== Segment start ==
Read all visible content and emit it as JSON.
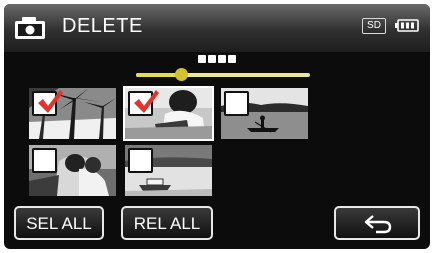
{
  "header": {
    "title": "DELETE",
    "camera_icon": "camera-icon",
    "sd_label": "SD",
    "battery_icon": "battery-icon"
  },
  "page_indicator": {
    "dot_count": 4,
    "position": 0.26
  },
  "thumbnails": [
    {
      "name": "palm-trees-beach",
      "checked": true
    },
    {
      "name": "woman-with-book",
      "checked": true
    },
    {
      "name": "canoe-on-lake",
      "checked": false
    },
    {
      "name": "couple-outdoors",
      "checked": false
    },
    {
      "name": "boat-on-water",
      "checked": false
    }
  ],
  "buttons": {
    "select_all": "SEL ALL",
    "release_all": "REL ALL",
    "back_icon": "return-arrow-icon"
  },
  "colors": {
    "checkmark": "#e8312a",
    "slider": "#e6dc52",
    "background": "#0c0c0c"
  }
}
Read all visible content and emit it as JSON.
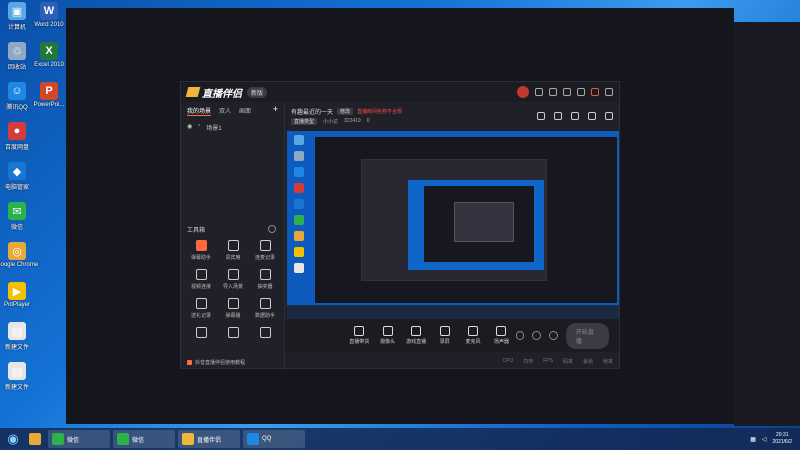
{
  "desktop": {
    "icons": [
      {
        "label": "计算机",
        "color": "#5aa7e8",
        "glyph": "▣"
      },
      {
        "label": "回收站",
        "color": "#8fa9c4",
        "glyph": "♲"
      },
      {
        "label": "腾讯QQ",
        "color": "#1e88e5",
        "glyph": "☺"
      },
      {
        "label": "百度网盘",
        "color": "#d23c3c",
        "glyph": "●"
      },
      {
        "label": "电脑管家",
        "color": "#1976d2",
        "glyph": "◆"
      },
      {
        "label": "微信",
        "color": "#2bb24c",
        "glyph": "✉"
      },
      {
        "label": "Google Chrome",
        "color": "#e8a93b",
        "glyph": "◎"
      },
      {
        "label": "PotPlayer",
        "color": "#f2c200",
        "glyph": "▶"
      },
      {
        "label": "新建文件",
        "color": "#e6e6e6",
        "glyph": "▤"
      },
      {
        "label": "新建文件",
        "color": "#e6e6e6",
        "glyph": "▤"
      }
    ],
    "icons_col2": [
      {
        "label": "Word 2010",
        "color": "#2b5fb8",
        "glyph": "W"
      },
      {
        "label": "Excel 2010",
        "color": "#1f7a3a",
        "glyph": "X"
      },
      {
        "label": "PowerPoi...",
        "color": "#d24726",
        "glyph": "P"
      }
    ]
  },
  "app": {
    "logo": "直播伴侣",
    "badge": "新版",
    "tabs": [
      "我的场景",
      "双人",
      "画面"
    ],
    "scene_item": "场景1",
    "tools_title": "工具箱",
    "tools": [
      {
        "label": "弹幕助手",
        "hot": true
      },
      {
        "label": "贵宾席",
        "hot": false
      },
      {
        "label": "连麦记录",
        "hot": false
      },
      {
        "label": "视频连接",
        "hot": false
      },
      {
        "label": "导入场景",
        "hot": false
      },
      {
        "label": "抽奖器",
        "hot": false
      },
      {
        "label": "送礼记录",
        "hot": false
      },
      {
        "label": "弹幕播",
        "hot": false
      },
      {
        "label": "数据助手",
        "hot": false
      },
      {
        "label": "",
        "hot": false
      },
      {
        "label": "",
        "hot": false
      },
      {
        "label": "",
        "hot": false
      }
    ],
    "tip": "抖音直播伴侣使用教程",
    "room_title": "有趣最近的一天",
    "room_tag": "修改",
    "room_warning": "直播房间名称不合规",
    "room_meta": {
      "category": "直播类型",
      "name": "小小达",
      "id": "322419",
      "likes": "0"
    },
    "bottom_buttons": [
      "直播带货",
      "摄像头",
      "游戏直播",
      "录屏",
      "麦克风",
      "扬声器"
    ],
    "go_live": "开始直播",
    "status": [
      "CPU",
      "内存",
      "FPS",
      "码率",
      "丢帧",
      "帧率"
    ]
  },
  "taskbar": {
    "items": [
      {
        "label": "",
        "color": "#e8a93b"
      },
      {
        "label": "微信",
        "color": "#2bb24c"
      },
      {
        "label": "微信",
        "color": "#2bb24c"
      },
      {
        "label": "直播伴侣",
        "color": "#f0b63a"
      },
      {
        "label": "QQ",
        "color": "#1e88e5"
      }
    ],
    "time": "20:31",
    "date": "2021/6/2"
  }
}
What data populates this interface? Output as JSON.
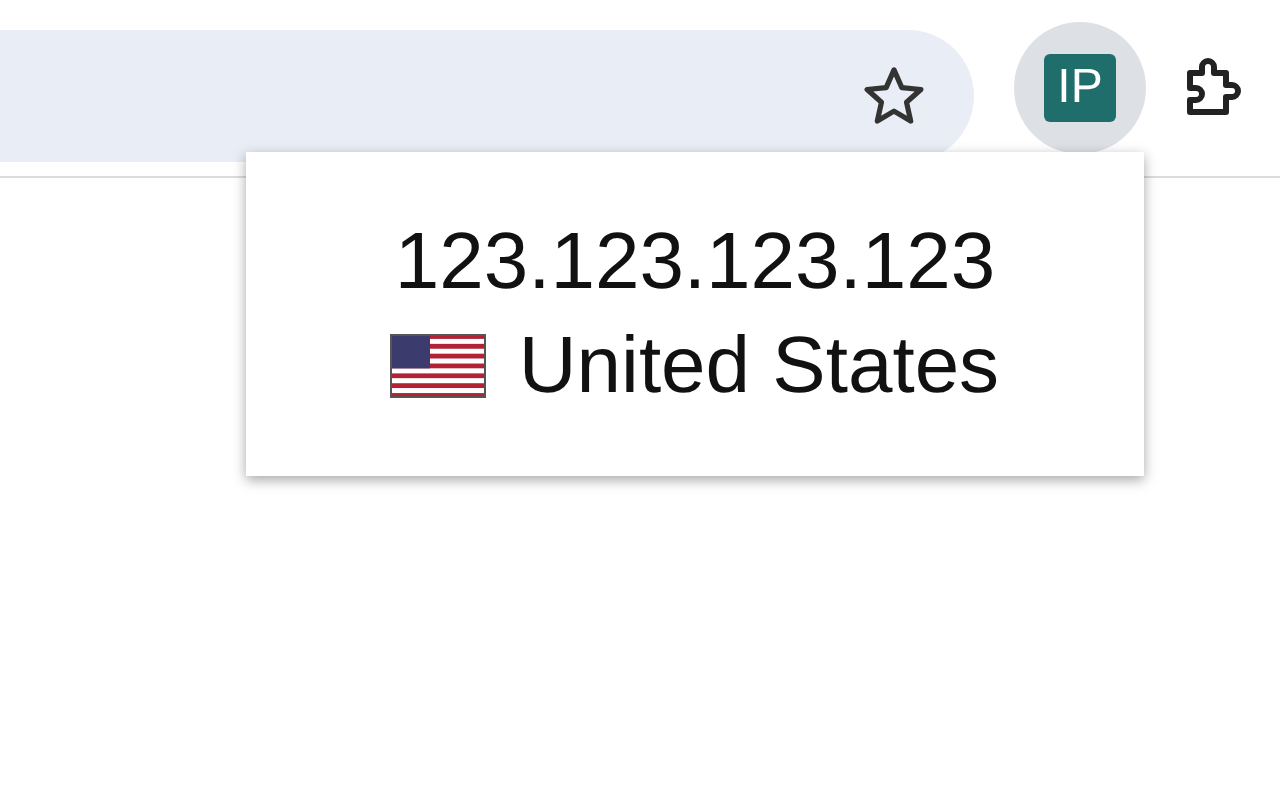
{
  "toolbar": {
    "extension_button": {
      "label": "IP",
      "selected": true
    }
  },
  "popup": {
    "ip": "123.123.123.123",
    "country": "United States"
  }
}
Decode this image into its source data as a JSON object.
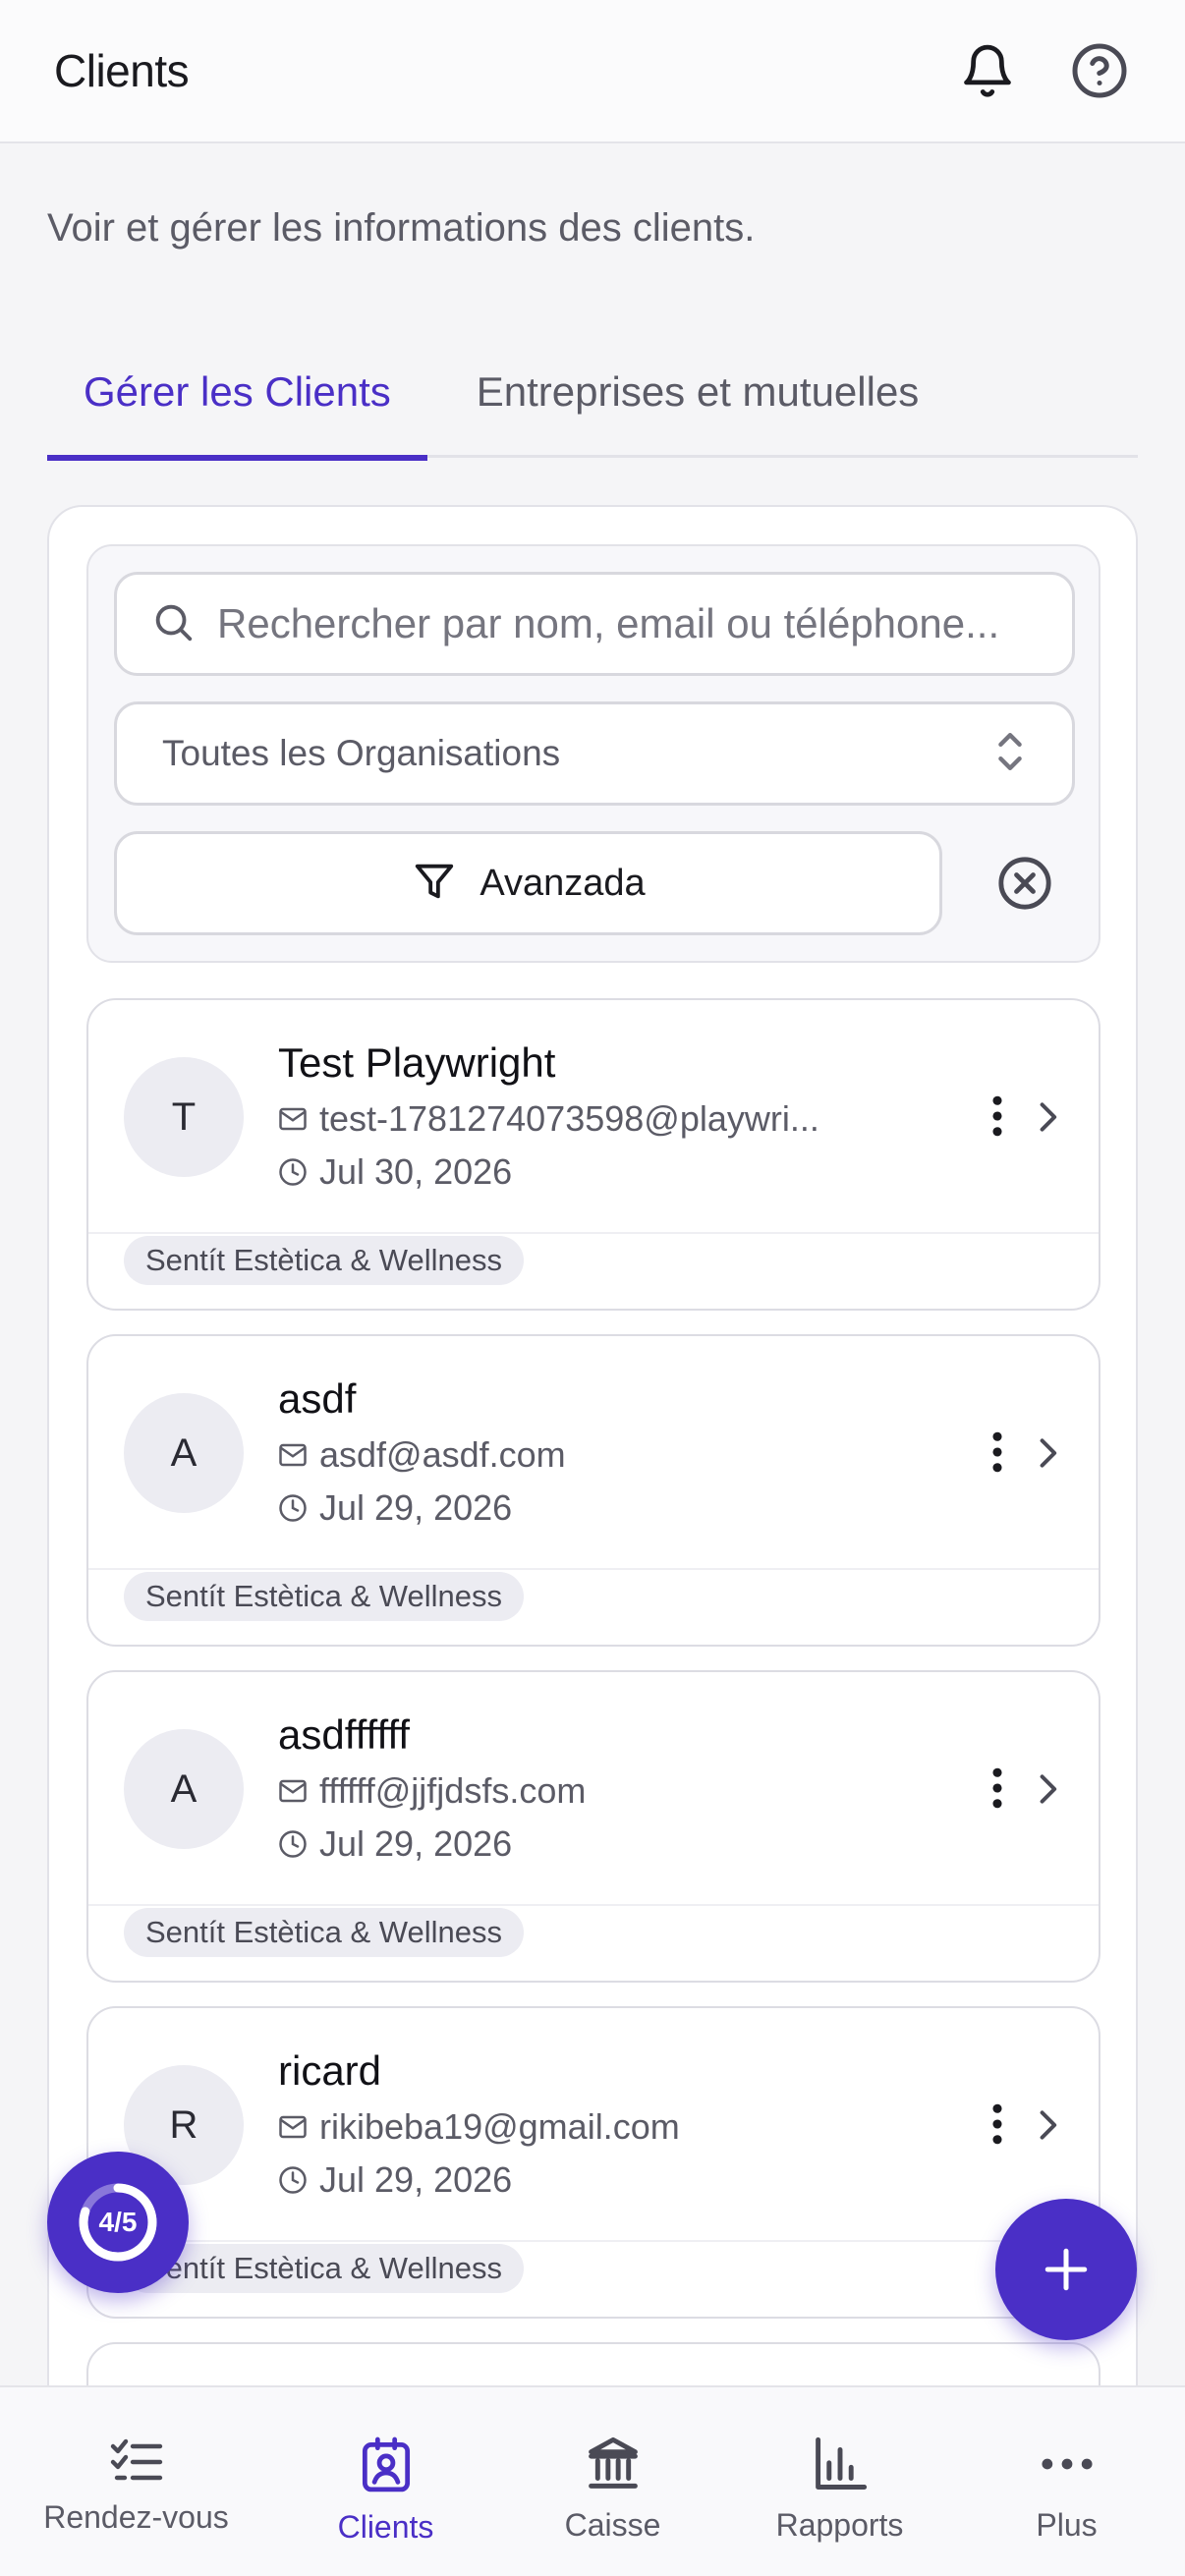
{
  "header": {
    "title": "Clients"
  },
  "page": {
    "subtitle": "Voir et gérer les informations des clients."
  },
  "tabs": [
    {
      "label": "Gérer les Clients",
      "active": true
    },
    {
      "label": "Entreprises et mutuelles",
      "active": false
    }
  ],
  "filters": {
    "search_placeholder": "Rechercher par nom, email ou téléphone...",
    "organisation_value": "Toutes les Organisations",
    "advanced_label": "Avanzada"
  },
  "clients": [
    {
      "initial": "T",
      "name": "Test Playwright",
      "email": "test-1781274073598@playwri...",
      "date": "Jul 30, 2026",
      "org": "Sentít Estètica & Wellness"
    },
    {
      "initial": "A",
      "name": "asdf",
      "email": "asdf@asdf.com",
      "date": "Jul 29, 2026",
      "org": "Sentít Estètica & Wellness"
    },
    {
      "initial": "A",
      "name": "asdffffff",
      "email": "ffffff@jjfjdsfs.com",
      "date": "Jul 29, 2026",
      "org": "Sentít Estètica & Wellness"
    },
    {
      "initial": "R",
      "name": "ricard",
      "email": "rikibeba19@gmail.com",
      "date": "Jul 29, 2026",
      "org": "Sentít Estètica & Wellness"
    }
  ],
  "progress": {
    "label": "4/5",
    "fraction": 0.8
  },
  "bottom_nav": [
    {
      "label": "Rendez-vous",
      "icon": "checklist-icon",
      "active": false
    },
    {
      "label": "Clients",
      "icon": "client-card-icon",
      "active": true
    },
    {
      "label": "Caisse",
      "icon": "bank-icon",
      "active": false
    },
    {
      "label": "Rapports",
      "icon": "bar-chart-icon",
      "active": false
    },
    {
      "label": "Plus",
      "icon": "more-horizontal-icon",
      "active": false
    }
  ],
  "colors": {
    "accent": "#4a2fc6",
    "text_muted": "#5b5b66",
    "background": "#f5f5f7"
  }
}
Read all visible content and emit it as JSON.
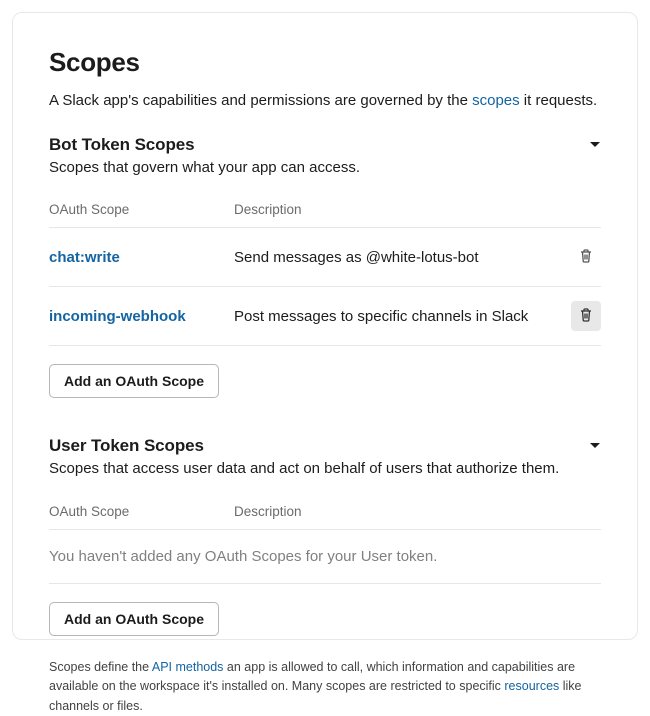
{
  "title": "Scopes",
  "intro_before": "A Slack app's capabilities and permissions are governed by the ",
  "intro_link": "scopes",
  "intro_after": " it requests.",
  "bot": {
    "title": "Bot Token Scopes",
    "subtitle": "Scopes that govern what your app can access.",
    "headers": {
      "scope": "OAuth Scope",
      "description": "Description"
    },
    "rows": [
      {
        "scope": "chat:write",
        "description": "Send messages as @white-lotus-bot"
      },
      {
        "scope": "incoming-webhook",
        "description": "Post messages to specific channels in Slack"
      }
    ],
    "add_label": "Add an OAuth Scope"
  },
  "user": {
    "title": "User Token Scopes",
    "subtitle": "Scopes that access user data and act on behalf of users that authorize them.",
    "headers": {
      "scope": "OAuth Scope",
      "description": "Description"
    },
    "empty": "You haven't added any OAuth Scopes for your User token.",
    "add_label": "Add an OAuth Scope"
  },
  "footnote": {
    "t1": "Scopes define the ",
    "link1": "API methods",
    "t2": " an app is allowed to call, which information and capabilities are available on the workspace it's installed on. Many scopes are restricted to specific ",
    "link2": "resources",
    "t3": " like channels or files."
  }
}
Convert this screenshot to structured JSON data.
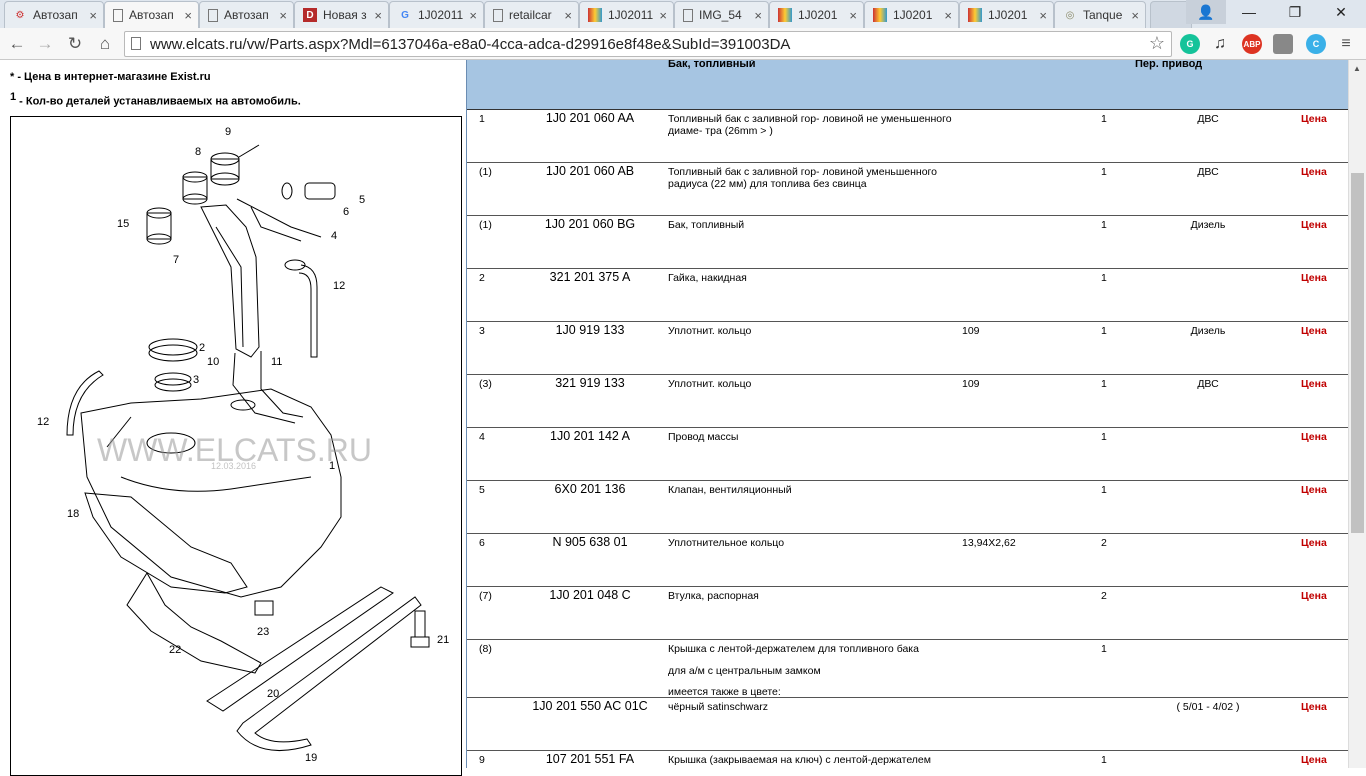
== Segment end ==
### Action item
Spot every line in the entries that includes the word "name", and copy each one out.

### Reply to the exercise
      "name": "palm-trees-beach",
      "name": "woman-with-book",
      "name": "canoe-on-lake",
      "name": "couple-outdoors",
      "name": "boat-on-water",
      "name": "小小达",
      "name": "Test Playwright",
      "name": "asdf",
      "name": "asdffffff",
      "name": "ricard",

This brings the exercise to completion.